It is softer and not as tough as steel, but under normal use, I've never had any problems with it at all.
I work with both 1095 & 01. I like Carbon Steel. I built a knife out of D2 once & sent it to D'Holder To heat treat for me. That was the only D2 so far I have worked with but like it. As for production knives ATS 34 for stainless, & I really like Case's CV. I care a mini Copperlock in that steel & love the sharp edge. Surprising it hold pretty well for a carbon steel. But I also keep my knives tuned up on a regular basis.
As a user and not a maker I find that it is the sum total of all the parts working in harmony that is important. Focussing just on the steel used without taking everything else into consideration is not all that meaningful. A knife in D2 by DBK will be very different from a Bob D. but both use steels of the same name. I use a variety of cutting tools (not just knives) and my favourite steel is whatever I can afford that works best at the application it's designed for. I have a preference for zone hardened and/or laminated blades and in most applications I find it's one of the high carbon steels rather than a stainless that works best for me but not always.

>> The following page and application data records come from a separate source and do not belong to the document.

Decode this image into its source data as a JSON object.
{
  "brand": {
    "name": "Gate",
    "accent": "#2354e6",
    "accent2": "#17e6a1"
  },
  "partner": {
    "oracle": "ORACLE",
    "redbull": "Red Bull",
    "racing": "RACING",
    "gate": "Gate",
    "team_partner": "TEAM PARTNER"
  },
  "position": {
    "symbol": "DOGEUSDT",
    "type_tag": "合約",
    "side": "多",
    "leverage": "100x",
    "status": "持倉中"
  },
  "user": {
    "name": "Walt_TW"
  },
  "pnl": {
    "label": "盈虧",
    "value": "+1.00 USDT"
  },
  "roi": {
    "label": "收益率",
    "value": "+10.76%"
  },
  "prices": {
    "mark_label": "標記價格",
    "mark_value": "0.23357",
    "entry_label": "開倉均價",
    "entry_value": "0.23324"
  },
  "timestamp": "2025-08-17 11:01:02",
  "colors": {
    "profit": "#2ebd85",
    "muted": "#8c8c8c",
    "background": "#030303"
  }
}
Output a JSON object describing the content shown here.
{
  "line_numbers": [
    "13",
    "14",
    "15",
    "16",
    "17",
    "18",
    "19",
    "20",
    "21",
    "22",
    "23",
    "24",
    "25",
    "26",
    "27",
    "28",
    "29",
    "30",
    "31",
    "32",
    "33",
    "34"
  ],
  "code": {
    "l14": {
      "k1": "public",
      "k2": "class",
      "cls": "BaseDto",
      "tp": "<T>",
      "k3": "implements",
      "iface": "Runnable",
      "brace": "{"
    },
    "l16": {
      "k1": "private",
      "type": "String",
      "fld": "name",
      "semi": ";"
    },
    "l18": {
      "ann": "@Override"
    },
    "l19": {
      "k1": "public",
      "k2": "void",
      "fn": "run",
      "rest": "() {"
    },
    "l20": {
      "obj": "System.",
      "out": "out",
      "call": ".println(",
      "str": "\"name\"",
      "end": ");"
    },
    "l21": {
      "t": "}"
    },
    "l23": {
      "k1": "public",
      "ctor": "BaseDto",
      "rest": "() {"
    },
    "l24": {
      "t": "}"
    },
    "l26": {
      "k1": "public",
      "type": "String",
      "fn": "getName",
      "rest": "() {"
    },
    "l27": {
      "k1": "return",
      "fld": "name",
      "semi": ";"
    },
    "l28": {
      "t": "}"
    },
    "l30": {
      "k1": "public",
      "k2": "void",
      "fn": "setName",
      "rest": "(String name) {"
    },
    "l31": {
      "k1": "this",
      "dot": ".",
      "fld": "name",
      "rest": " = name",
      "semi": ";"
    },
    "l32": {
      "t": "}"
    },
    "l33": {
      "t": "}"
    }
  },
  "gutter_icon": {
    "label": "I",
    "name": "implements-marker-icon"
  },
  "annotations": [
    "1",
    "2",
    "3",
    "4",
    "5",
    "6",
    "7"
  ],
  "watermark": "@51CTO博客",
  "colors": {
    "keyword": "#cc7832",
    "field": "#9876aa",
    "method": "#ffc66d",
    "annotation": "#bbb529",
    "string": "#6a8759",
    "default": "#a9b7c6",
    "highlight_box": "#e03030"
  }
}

I agree that geometry is the biggest factor, followed by accepting that proper HT is essential, followed by choosing an alloy that gives what you want in terms of edge-holding, toughness, corrosion-resistance etc. A well-ground blade of Home-Depot "welding steel" will out-cut a clunky obtuse blade made from the newest super-steel. Not for long, but it will.
All factors being equal, 420HC? No thanks. I agree that Buck makes the most of it, with keen geometry and high-quality HT. It's actually pretty decent at resisting corrosion and reasonably easy to sharpen. For many many people who field-dress one deer a year, a Buck 110 for $30 is a great choice. But never forget that mass-production facilities choose alloys like 420HC, AUS6/8 etc because they are cheap, easy to stamp out in vast quantities, and machine very easily. NOT because they're truly superior performers.
All you folder makers, please offer your favorite models with carbon steel blades. I can't tell you how many times I've read posts and articles from folks who love carbon steel, want a light, handy folder, and can't find one with O1 or 1095 blade(s).
Damascus of course. 1095 and 15n20 is my preferred combination. it hardens great and takes a great edge. its easy to resharpen when needed. It etches great.. 440C is the go to stainless choice.. And as stated O1 is exceptional blade steel and in my top 3
A few days ago I tested a thin (1/8" stock) blade I made of CPM-154 at Rc59 (GP-4 model, seen in my avatar, link to the test results in my sig line). I expected it to keep a good edge and already knew it took a very nice finish. I didn't expect it to cut/chop and then dig/pry through a 2x4 with ZERO chipping or bending of the edge or tip. This was meant to be a destruction test but the knife is still in excellent shape after a slight touch-up honing. Yes, you can break such a blade if you clamp the first 1/2" in a vise and crank on it, and throw the un-handled blade flat on a concrete floor as hard as you can. I know because I did just that with a blade with the same grind and HT as the one in the link. I did not shoot it out of a cannon or try to chop through cinder blocks with it
I will definitely continue to use CPM-154. Frankly I think its toughness and durability is underrated. I also look forward to working with similar, newer steels like Carpenter's XHP and Crucible's S35VN, they sure look good on paper.